Across Canada, people are living longer. This increased longevity, while an unquestionably positive development, can also have a significant impact on pension plans.
Simply stated, longevity risk is the risk posed by living longer than expected. For individuals, this can mean the risk of outliving your savings. For a defined benefit (DB) pension plan, the plan sponsor is exposed to the risk of funding more pensioner payments than expected. For a typical DB plan, each year of increased life expectancy increases pensioner liabilities by roughly 3% to 5%.
Longevity risk is non-diversifiable
Many investment risks can be reduced, at no additional cost, through pooling and diversification, but not longevity risk: it is non-diversifiable. Because longevity risk cannot be diversified away by increasing the size of the group, even the largest pension plans are still exposed to longevity risk.
Canadian life expectancies have been steadily increasing
From 1966 to 2016, Canadian life expectancy at age 65 has increased by 6.3 years for males and 5.6 years for females. This corresponds roughly to an 18% to 30% increase in pensioner liabilities.
Thanks to improved nutrition, ongoing medical advancements and the continuing decline in the number of smokers, most experts believe life expectancies will continue to rise. By incorporating future mortality improvements as predicted by the industry standard scale (i.e., CPM-B), life expectancy at age 65 is expected to increase by another year. Life expectancy is expected to be even higher for individuals retiring in the future. For example, by 2027, at age 65 the average male can expect to live for another 22.4 years and the average female for another 24.7 years.
Assessing your plan’s longevity risk
At Brookfield Annuity, we strive to understand the underlying factors that impact pensioners’ life expectancies today and in the future.
While average life expectancies have increased steadily, the rate of increase for the members of any particular pension plan varies according to many factors, including age, gender, job type, spousal status, pension income, lifestyle and health. Some of these factors are easier for plan sponsors to determine than others.
For instance, plan sponsors will not be aware of the health of their members, or of their income from all sources (e.g., spousal pension, investment income, etc.). It is possible, nevertheless, to estimate the impact of these factors on life expectancy by examining observable variables such as salary at retirement, postal code and pension type selected.

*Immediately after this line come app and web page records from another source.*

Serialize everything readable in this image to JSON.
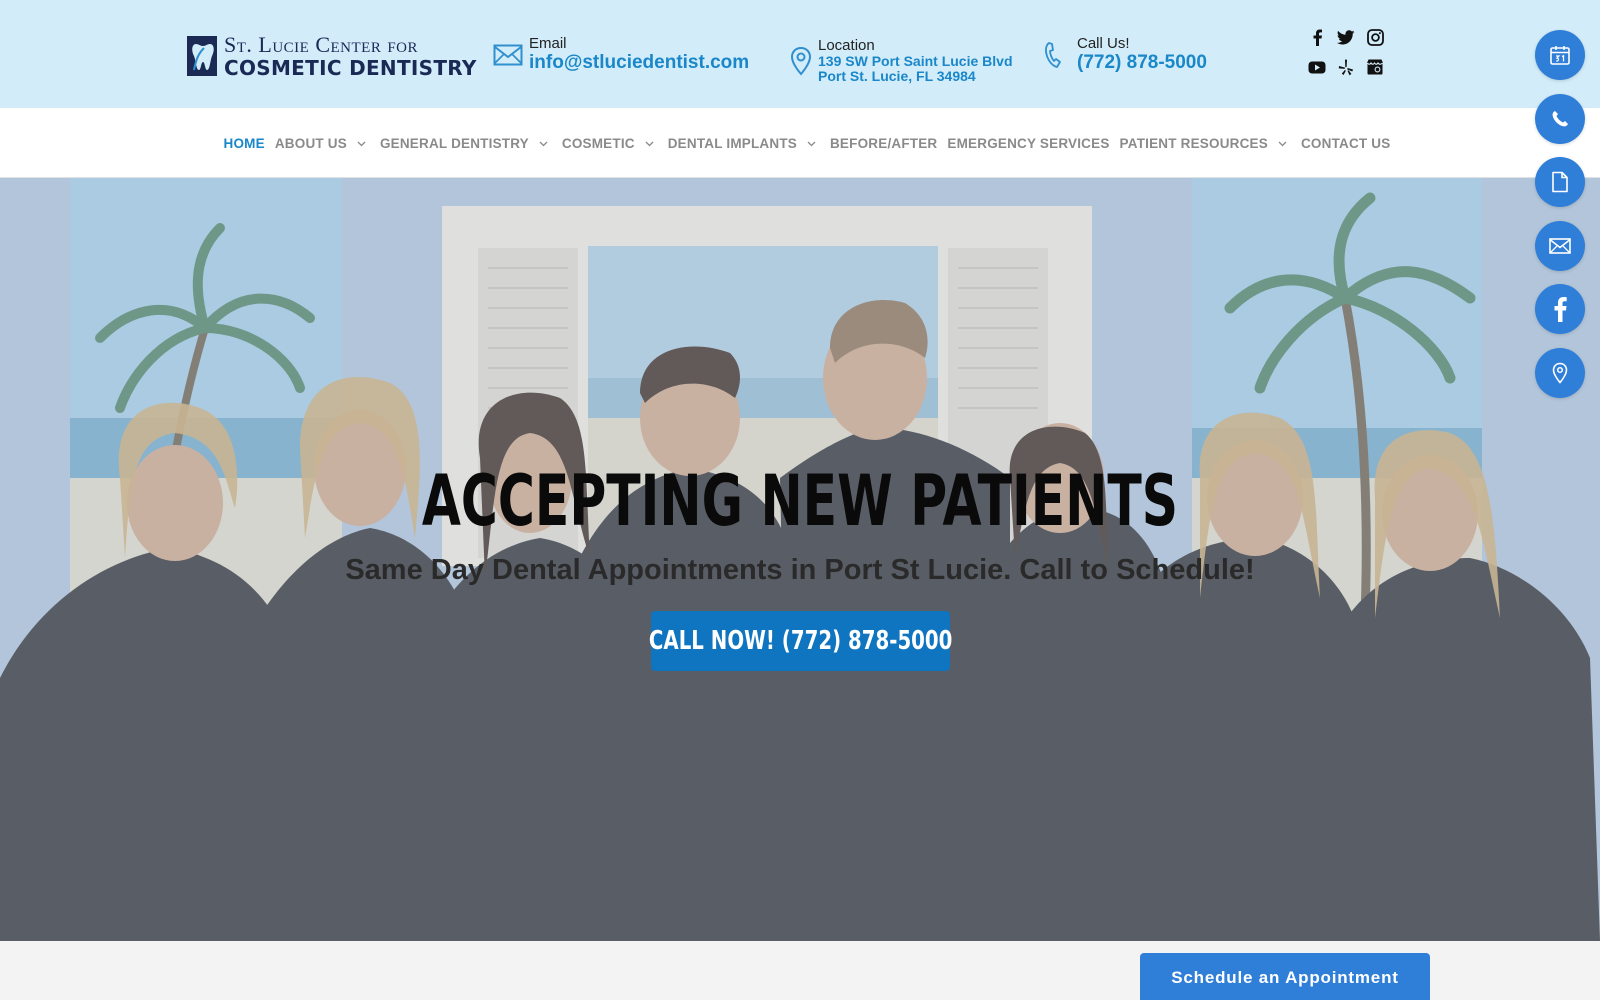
{
  "brand": {
    "line1": "St. Lucie Center for",
    "line2": "Cosmetic Dentistry"
  },
  "contact": {
    "email_label": "Email",
    "email_value": "info@stluciedentist.com",
    "location_label": "Location",
    "address_line1": "139 SW Port Saint Lucie Blvd",
    "address_line2": "Port St. Lucie, FL 34984",
    "call_label": "Call Us!",
    "phone": "(772) 878-5000"
  },
  "social": [
    "facebook-icon",
    "twitter-icon",
    "instagram-icon",
    "youtube-icon",
    "yelp-icon",
    "google-my-business-icon"
  ],
  "nav": {
    "items": [
      {
        "label": "HOME",
        "active": true,
        "dropdown": false
      },
      {
        "label": "ABOUT US",
        "active": false,
        "dropdown": true
      },
      {
        "label": "GENERAL DENTISTRY",
        "active": false,
        "dropdown": true
      },
      {
        "label": "COSMETIC",
        "active": false,
        "dropdown": true
      },
      {
        "label": "DENTAL IMPLANTS",
        "active": false,
        "dropdown": true
      },
      {
        "label": "BEFORE/AFTER",
        "active": false,
        "dropdown": false
      },
      {
        "label": "EMERGENCY SERVICES",
        "active": false,
        "dropdown": false
      },
      {
        "label": "PATIENT RESOURCES",
        "active": false,
        "dropdown": true
      },
      {
        "label": "CONTACT US",
        "active": false,
        "dropdown": false
      }
    ]
  },
  "hero": {
    "title": "ACCEPTING NEW PATIENTS",
    "subtitle": "Same Day Dental Appointments in Port St Lucie. Call to Schedule!",
    "cta": "CALL NOW! (772) 878-5000"
  },
  "floating_buttons": [
    "calendar-icon",
    "phone-icon",
    "document-icon",
    "mail-icon",
    "facebook-icon",
    "location-pin-icon"
  ],
  "schedule_button": "Schedule an Appointment",
  "colors": {
    "topbar_bg": "#d2ecfa",
    "accent_blue": "#1a87c9",
    "cta_blue": "#0f75c0",
    "float_blue": "#2f7ed8",
    "nav_text": "#8a8a8a"
  }
}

It is vital that all plan sponsors do their best to fully understand their plan’s specific longevity risk, as well as the economic impact of this risk under various stress scenarios. Brookfield Annuity offers various solutions, including group annuity buy-in/buy-out and longevity insurance, which can help plan sponsors transfer their plan’s longevity risk.
 Actuarial report 27th on the Canada Pension Plan as at 31 December 2015, 22 September 2016, pg. 84.